Deborah Butterfield is one of the twenty-three women artists represented on Public Art Walk Boston. Her sculpture “Henry and Paint” is situated outside Copley Place.
Visiting Henry and Paint through successive seasons of 2017, I saw them as distinct individuals bonded by their survival of changed surroundings. Since 1987, the two bronze beings must have stood through numerous weather extremes. They seem prepared for more to come.
Deborah Butterfield had created many horse sculptures before them, and she has continued to do so ever since. With this seemingly narrow focus, she has developed an impressively deep, diverse, and distinctive range of work that is wonderfully worth viewing in the online resources listed below. I hope now to visit more of her sculptures but to keep going back to Henry and Paint also.
Henry, Paint, Plants, Lights
Henry and Paint stand near the entrance to the Texas-based department store, Neiman Marcus. “In 1907, two competing department store owners, Herbert Marcus Sr. and A. Harris, teamed up to open a new department store in Dallas. The horses evoke both the Texan landscape and the retailers’ partnership.” (quote from description in Public Art Walk Boston)
“Although Butterfield thinks of many of her horse sculptures as self-portraits, she also sees them as symbols of our relationships to nature and the animal world around us.” (quote from MMoCA Collects)

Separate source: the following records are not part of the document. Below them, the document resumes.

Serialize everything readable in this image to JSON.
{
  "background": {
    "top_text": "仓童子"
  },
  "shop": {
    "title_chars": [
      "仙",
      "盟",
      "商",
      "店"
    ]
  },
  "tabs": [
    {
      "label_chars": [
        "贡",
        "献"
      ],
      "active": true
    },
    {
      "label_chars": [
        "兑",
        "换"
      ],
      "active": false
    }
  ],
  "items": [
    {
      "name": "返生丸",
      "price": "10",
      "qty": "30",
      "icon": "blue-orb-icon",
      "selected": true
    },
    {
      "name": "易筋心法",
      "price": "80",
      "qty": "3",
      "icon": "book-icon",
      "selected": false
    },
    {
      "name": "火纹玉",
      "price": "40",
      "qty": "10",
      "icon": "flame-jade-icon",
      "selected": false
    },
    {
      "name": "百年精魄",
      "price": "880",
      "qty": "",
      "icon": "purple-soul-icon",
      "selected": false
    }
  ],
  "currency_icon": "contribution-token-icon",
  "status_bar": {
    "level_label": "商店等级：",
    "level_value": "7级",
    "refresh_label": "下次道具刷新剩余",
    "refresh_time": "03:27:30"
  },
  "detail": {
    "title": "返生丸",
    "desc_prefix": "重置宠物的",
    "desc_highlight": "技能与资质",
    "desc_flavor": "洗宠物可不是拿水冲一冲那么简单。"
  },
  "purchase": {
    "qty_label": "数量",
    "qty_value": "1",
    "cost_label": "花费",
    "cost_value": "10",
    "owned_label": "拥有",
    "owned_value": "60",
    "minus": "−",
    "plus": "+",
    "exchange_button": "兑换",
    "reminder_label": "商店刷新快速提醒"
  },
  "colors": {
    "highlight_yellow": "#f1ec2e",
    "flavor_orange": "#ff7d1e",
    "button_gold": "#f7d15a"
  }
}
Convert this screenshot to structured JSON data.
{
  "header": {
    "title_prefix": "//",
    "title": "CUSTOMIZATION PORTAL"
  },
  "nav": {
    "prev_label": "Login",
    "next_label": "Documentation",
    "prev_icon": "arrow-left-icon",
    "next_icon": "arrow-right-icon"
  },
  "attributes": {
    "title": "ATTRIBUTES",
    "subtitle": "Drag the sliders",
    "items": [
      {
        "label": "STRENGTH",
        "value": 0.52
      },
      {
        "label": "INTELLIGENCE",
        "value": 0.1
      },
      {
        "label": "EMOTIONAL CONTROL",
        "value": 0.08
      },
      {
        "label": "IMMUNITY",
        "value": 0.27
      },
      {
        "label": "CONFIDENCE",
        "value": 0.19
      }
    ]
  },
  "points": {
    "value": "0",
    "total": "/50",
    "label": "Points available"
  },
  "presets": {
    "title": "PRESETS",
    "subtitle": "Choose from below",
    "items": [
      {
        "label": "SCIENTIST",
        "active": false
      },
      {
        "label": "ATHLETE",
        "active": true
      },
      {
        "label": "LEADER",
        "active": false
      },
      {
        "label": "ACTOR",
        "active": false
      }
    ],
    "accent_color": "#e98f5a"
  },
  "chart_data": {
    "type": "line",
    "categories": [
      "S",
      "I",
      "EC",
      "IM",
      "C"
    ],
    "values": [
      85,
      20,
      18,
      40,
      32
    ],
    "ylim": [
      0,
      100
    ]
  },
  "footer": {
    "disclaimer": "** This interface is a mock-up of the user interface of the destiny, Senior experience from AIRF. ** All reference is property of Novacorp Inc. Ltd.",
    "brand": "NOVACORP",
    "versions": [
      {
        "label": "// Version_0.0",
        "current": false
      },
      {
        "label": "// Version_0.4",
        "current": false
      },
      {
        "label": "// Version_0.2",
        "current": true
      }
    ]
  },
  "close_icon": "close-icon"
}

“Deborah Butterfield first began creating sculpture in the form of a horse in the 1970’s using mud, clay and sticks. In 1977, she moved to a ranch in Montana and in 1979 began using scrap metal and found steel. For the past decade, she has been making bronze work, cast from “stray, downed pieces of wood.” … These models or “ghosts” (as the artist refers to them) are then cast, burning the wood away with molten bronze, creating one, unique sculpture to which she then methodically, expertly applies her patina.” (quote about process from Danese/Corey Gallery )